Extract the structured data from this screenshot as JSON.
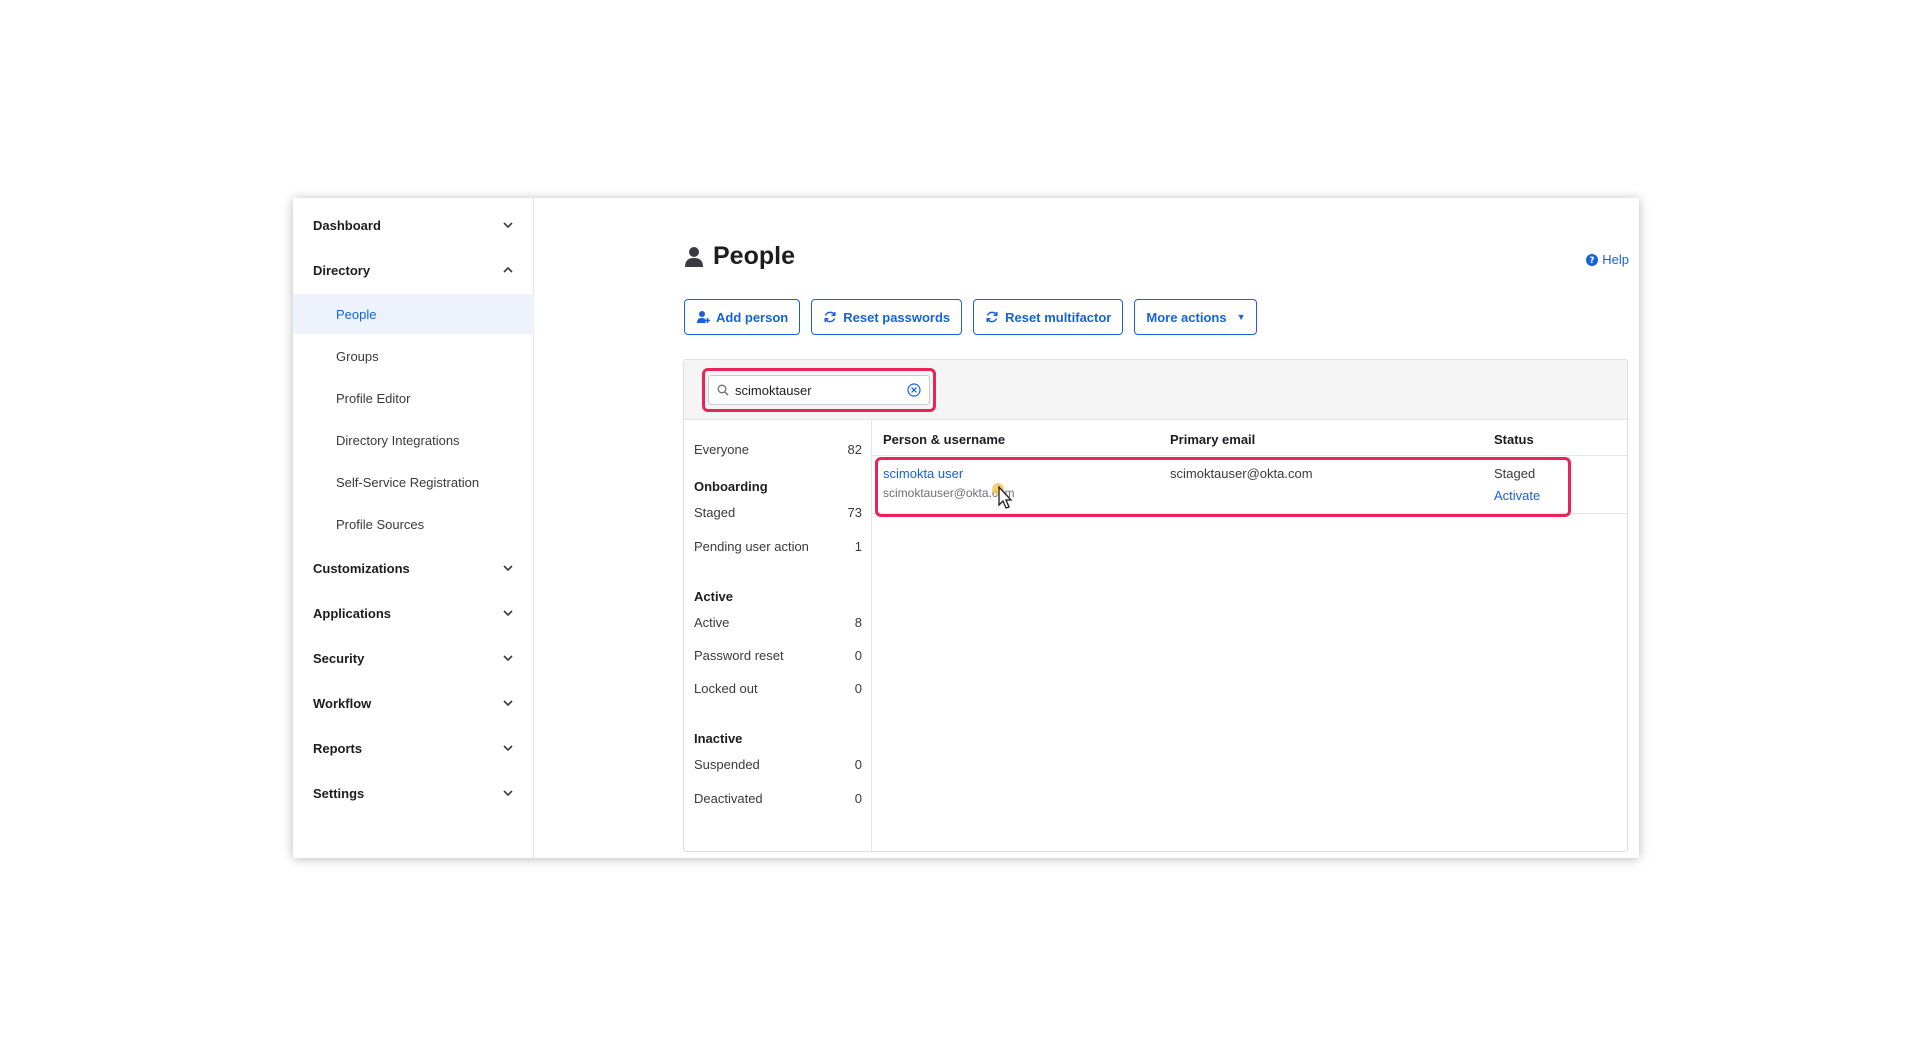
{
  "sidebar": {
    "sections": [
      {
        "label": "Dashboard"
      },
      {
        "label": "Directory"
      },
      {
        "label": "Customizations"
      },
      {
        "label": "Applications"
      },
      {
        "label": "Security"
      },
      {
        "label": "Workflow"
      },
      {
        "label": "Reports"
      },
      {
        "label": "Settings"
      }
    ],
    "directory_items": [
      {
        "label": "People"
      },
      {
        "label": "Groups"
      },
      {
        "label": "Profile Editor"
      },
      {
        "label": "Directory Integrations"
      },
      {
        "label": "Self-Service Registration"
      },
      {
        "label": "Profile Sources"
      }
    ],
    "active_item": "People"
  },
  "header": {
    "title": "People",
    "help_label": "Help",
    "title_icon": "person-icon",
    "help_icon": "question-circle-icon"
  },
  "toolbar": {
    "add_person": "Add person",
    "reset_passwords": "Reset passwords",
    "reset_multifactor": "Reset multifactor",
    "more_actions": "More actions",
    "more_actions_caret": "▼"
  },
  "search": {
    "value": "scimoktauser",
    "placeholder": "Search"
  },
  "filters": {
    "everyone": {
      "label": "Everyone",
      "count": "82"
    },
    "onboarding": {
      "heading": "Onboarding",
      "items": [
        {
          "label": "Staged",
          "count": "73"
        },
        {
          "label": "Pending user action",
          "count": "1"
        }
      ]
    },
    "active": {
      "heading": "Active",
      "items": [
        {
          "label": "Active",
          "count": "8"
        },
        {
          "label": "Password reset",
          "count": "0"
        },
        {
          "label": "Locked out",
          "count": "0"
        }
      ]
    },
    "inactive": {
      "heading": "Inactive",
      "items": [
        {
          "label": "Suspended",
          "count": "0"
        },
        {
          "label": "Deactivated",
          "count": "0"
        }
      ]
    }
  },
  "table": {
    "columns": [
      "Person & username",
      "Primary email",
      "Status"
    ],
    "rows": [
      {
        "name": "scimokta user",
        "username": "scimoktauser@okta.com",
        "email": "scimoktauser@okta.com",
        "status": "Staged",
        "action": "Activate"
      }
    ]
  },
  "colors": {
    "accent": "#1662dd",
    "highlight": "#e8245a",
    "active_bg": "#eef2fd"
  }
}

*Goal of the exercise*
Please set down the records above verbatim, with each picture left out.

*Completed task*
Extract the structured data from this screenshot as JSON.
{
  "sidebar": {
    "sections": [
      {
        "label": "Dashboard"
      },
      {
        "label": "Directory"
      },
      {
        "label": "Customizations"
      },
      {
        "label": "Applications"
      },
      {
        "label": "Security"
      },
      {
        "label": "Workflow"
      },
      {
        "label": "Reports"
      },
      {
        "label": "Settings"
      }
    ],
    "directory_items": [
      {
        "label": "People"
      },
      {
        "label": "Groups"
      },
      {
        "label": "Profile Editor"
      },
      {
        "label": "Directory Integrations"
      },
      {
        "label": "Self-Service Registration"
      },
      {
        "label": "Profile Sources"
      }
    ],
    "active_item": "People"
  },
  "header": {
    "title": "People",
    "help_label": "Help",
    "title_icon": "person-icon",
    "help_icon": "question-circle-icon"
  },
  "toolbar": {
    "add_person": "Add person",
    "reset_passwords": "Reset passwords",
    "reset_multifactor": "Reset multifactor",
    "more_actions": "More actions",
    "more_actions_caret": "▼"
  },
  "search": {
    "value": "scimoktauser",
    "placeholder": "Search"
  },
  "filters": {
    "everyone": {
      "label": "Everyone",
      "count": "82"
    },
    "onboarding": {
      "heading": "Onboarding",
      "items": [
        {
          "label": "Staged",
          "count": "73"
        },
        {
          "label": "Pending user action",
          "count": "1"
        }
      ]
    },
    "active": {
      "heading": "Active",
      "items": [
        {
          "label": "Active",
          "count": "8"
        },
        {
          "label": "Password reset",
          "count": "0"
        },
        {
          "label": "Locked out",
          "count": "0"
        }
      ]
    },
    "inactive": {
      "heading": "Inactive",
      "items": [
        {
          "label": "Suspended",
          "count": "0"
        },
        {
          "label": "Deactivated",
          "count": "0"
        }
      ]
    }
  },
  "table": {
    "columns": [
      "Person & username",
      "Primary email",
      "Status"
    ],
    "rows": [
      {
        "name": "scimokta user",
        "username": "scimoktauser@okta.com",
        "email": "scimoktauser@okta.com",
        "status": "Staged",
        "action": "Activate"
      }
    ]
  },
  "colors": {
    "accent": "#1662dd",
    "highlight": "#e8245a",
    "active_bg": "#eef2fd"
  }
}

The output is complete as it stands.